Posted by: Karl Rabago | Dec 8, 2012 4:56:43 AM
"a conversation about exploring new and concrete options for measuring, baselining, and assessing sustainable zoning and mass transit would get us closer to avoiding climate catastrophe."
With all due respect, I don't think a conversation about exploring will do much of anything. Moreover, if one has given up on defining "sustainable," because it is too contextual, I don't know what "sustainable zoning and mass transit" are. Sprawl is sustainable, at a cost. Eliminating sprawl is sustainable, at a cost. Each cost involves financial costs and "priceless" costs. Moreover, the entities that must absorb the costs are often different. Zoning and mass transit decisions are local decisions under current law, although at least the latter are influenced by significant federal subsidies. Consequently, decisionmakers are likely to be focused on local costs and benefits, which may or may not be coincident with mitigating climate change.

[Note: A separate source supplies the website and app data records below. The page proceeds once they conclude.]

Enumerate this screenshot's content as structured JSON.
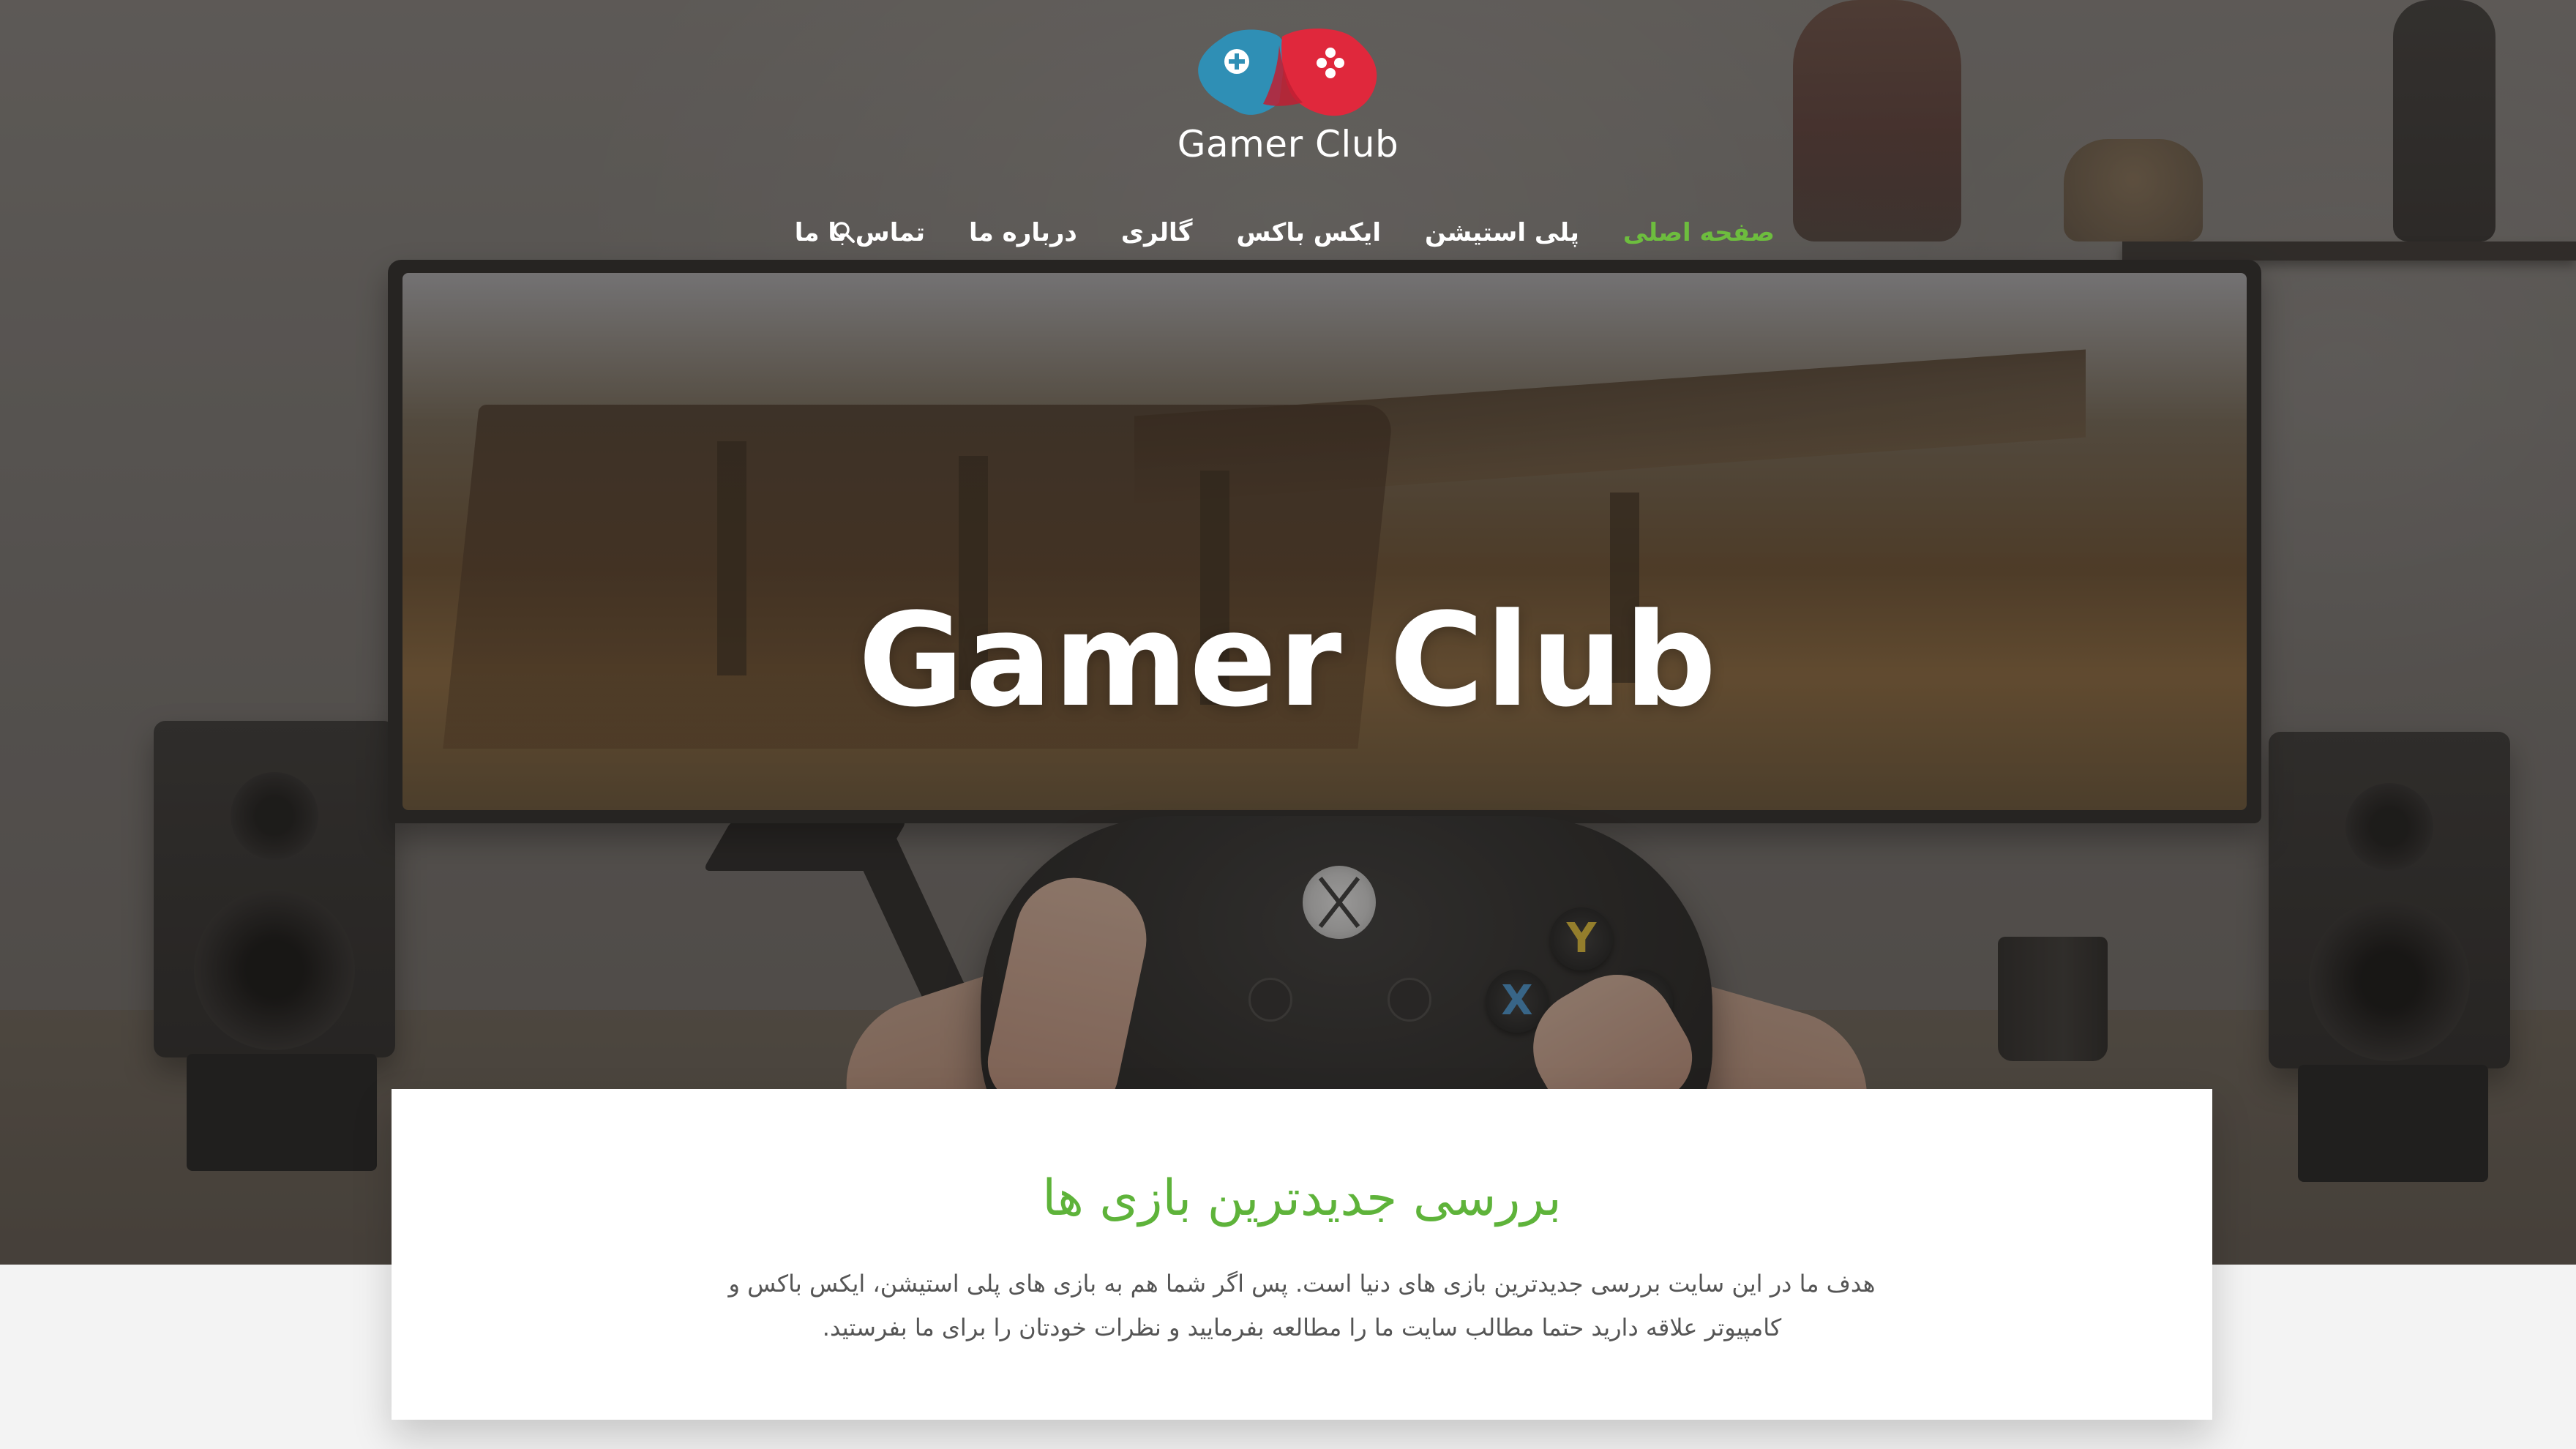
{
  "header": {
    "logo_text": "Gamer Club",
    "nav": [
      {
        "label": "صفحه اصلی",
        "active": true
      },
      {
        "label": "پلی استیشن",
        "active": false
      },
      {
        "label": "ایکس باکس",
        "active": false
      },
      {
        "label": "گالری",
        "active": false
      },
      {
        "label": "درباره ما",
        "active": false
      },
      {
        "label": "تماس با ما",
        "active": false
      }
    ],
    "search_icon": "search-icon"
  },
  "hero": {
    "title": "Gamer Club"
  },
  "intro": {
    "heading": "بررسی جدیدترین بازی ها",
    "text": "هدف ما در این سایت بررسی جدیدترین بازی های دنیا است. پس اگر شما هم به بازی های  پلی استیشن، ایکس باکس و کامپیوتر علاقه دارید حتما مطالب سایت ما را مطالعه بفرمایید و نظرات خودتان را برای ما بفرستید."
  },
  "colors": {
    "accent": "#5eb33a",
    "active_nav": "#6dbd3e",
    "logo_blue": "#2f8fb5",
    "logo_red": "#e0283c"
  }
}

Posted by: Bill Funk | Dec 5, 2012 12:33:42 PM
An interesting, ambitious paper topic would be whether the "nondelegation doctrine" is a constraint on a legislature telling an agency to come up with regulations for products or activities that are based on the principle of sustainability.
Posted by: b | Dec 5, 2012 9:23:47 AM